Example:

Example:
Memory device in state 0  Memory device in state 1 


can be in one of 2^{n} states !
A row of 3 switches can be in one of 2^{3} = 8 states.
The 8 possible states are given in the figure above.
Recall: we can use numbers to represent marital status information:

Example:

The representation scheme has a chic name:

Note to lecturer:


That means that you can only use the digits 0 and 1 to write a binary number
Example: some binary numbers

Binary number  Value encoded by the binary number 

d_{n1} d_{n2} ... d_{1} d_{0}  d_{n1}×2^{n1} + d_{n2}×2^{n2} + ... + d_{1}×2^{1} + d_{0}×2^{0} 
Example:
Binary number  Value encoded by the binary number 

0  0×2^{0} = 0 
1  1×2^{0} = 1 
10  1×2^{1} + 0 ×2^{0} = 2 
11  1×2^{1} + 1 ×2^{0} = 3 
1010  1×2^{3} + 0×2^{2} + 1×2^{1} + 0×2^{0} = 8 + 2 = 10 
(Read: there are binary 10 (= 2) types of people: those who understand binary (numbers) and those who don't)
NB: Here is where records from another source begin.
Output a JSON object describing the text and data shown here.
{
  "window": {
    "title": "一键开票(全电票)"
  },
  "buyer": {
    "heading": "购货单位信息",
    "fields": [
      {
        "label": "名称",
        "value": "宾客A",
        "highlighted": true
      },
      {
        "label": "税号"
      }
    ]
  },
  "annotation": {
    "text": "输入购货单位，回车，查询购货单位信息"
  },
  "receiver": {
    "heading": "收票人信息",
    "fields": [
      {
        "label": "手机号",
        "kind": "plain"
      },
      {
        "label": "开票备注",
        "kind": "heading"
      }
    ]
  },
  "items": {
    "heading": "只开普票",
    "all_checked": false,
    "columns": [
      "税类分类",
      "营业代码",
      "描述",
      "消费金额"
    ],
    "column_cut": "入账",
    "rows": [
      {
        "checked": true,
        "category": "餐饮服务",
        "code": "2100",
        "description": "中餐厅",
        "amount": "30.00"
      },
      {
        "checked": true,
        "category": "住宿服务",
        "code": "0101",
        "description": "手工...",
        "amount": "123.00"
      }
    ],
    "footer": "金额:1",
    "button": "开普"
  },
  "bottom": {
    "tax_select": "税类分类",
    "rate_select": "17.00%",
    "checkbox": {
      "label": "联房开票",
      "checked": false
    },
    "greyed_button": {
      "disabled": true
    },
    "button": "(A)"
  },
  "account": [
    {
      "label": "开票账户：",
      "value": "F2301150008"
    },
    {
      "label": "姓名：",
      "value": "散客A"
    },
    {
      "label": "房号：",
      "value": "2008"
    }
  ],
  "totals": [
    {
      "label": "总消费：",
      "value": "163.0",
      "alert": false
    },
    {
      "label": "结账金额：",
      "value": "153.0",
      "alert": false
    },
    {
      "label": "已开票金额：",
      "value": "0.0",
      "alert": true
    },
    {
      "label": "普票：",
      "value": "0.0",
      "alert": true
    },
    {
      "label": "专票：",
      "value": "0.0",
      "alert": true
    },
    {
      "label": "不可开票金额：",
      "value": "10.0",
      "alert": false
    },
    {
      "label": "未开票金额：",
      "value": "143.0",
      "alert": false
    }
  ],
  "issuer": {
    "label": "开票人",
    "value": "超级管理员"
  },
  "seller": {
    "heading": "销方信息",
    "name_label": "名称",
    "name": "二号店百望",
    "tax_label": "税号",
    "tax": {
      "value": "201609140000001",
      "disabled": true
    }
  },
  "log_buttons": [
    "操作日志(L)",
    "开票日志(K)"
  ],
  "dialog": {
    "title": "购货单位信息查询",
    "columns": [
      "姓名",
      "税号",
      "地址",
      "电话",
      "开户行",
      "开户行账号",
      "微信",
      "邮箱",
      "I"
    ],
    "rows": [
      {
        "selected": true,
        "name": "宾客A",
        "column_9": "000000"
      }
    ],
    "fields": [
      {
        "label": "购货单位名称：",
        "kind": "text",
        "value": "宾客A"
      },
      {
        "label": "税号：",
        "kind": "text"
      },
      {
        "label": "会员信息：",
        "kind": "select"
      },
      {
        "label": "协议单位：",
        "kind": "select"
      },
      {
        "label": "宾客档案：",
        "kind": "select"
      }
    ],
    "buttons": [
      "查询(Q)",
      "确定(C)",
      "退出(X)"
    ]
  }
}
Therefore, one byte can store one of 256 possible values
(You can store the number 34 into a byte, but you cannot store the number 556, the value is out of range)

Schematically:
A 16 bits memory cell can store one of 2^{16} = 65536 different patterns.
Therefore, it can represent (larger) numbers ranging from: 0 − 65535.
Example: how a computer can use 2 consecutive bytes as a 16 bits memory cell:
The bytes at address 0 and address 1 can be interpreted as a 16 bits memory cell (with address 0)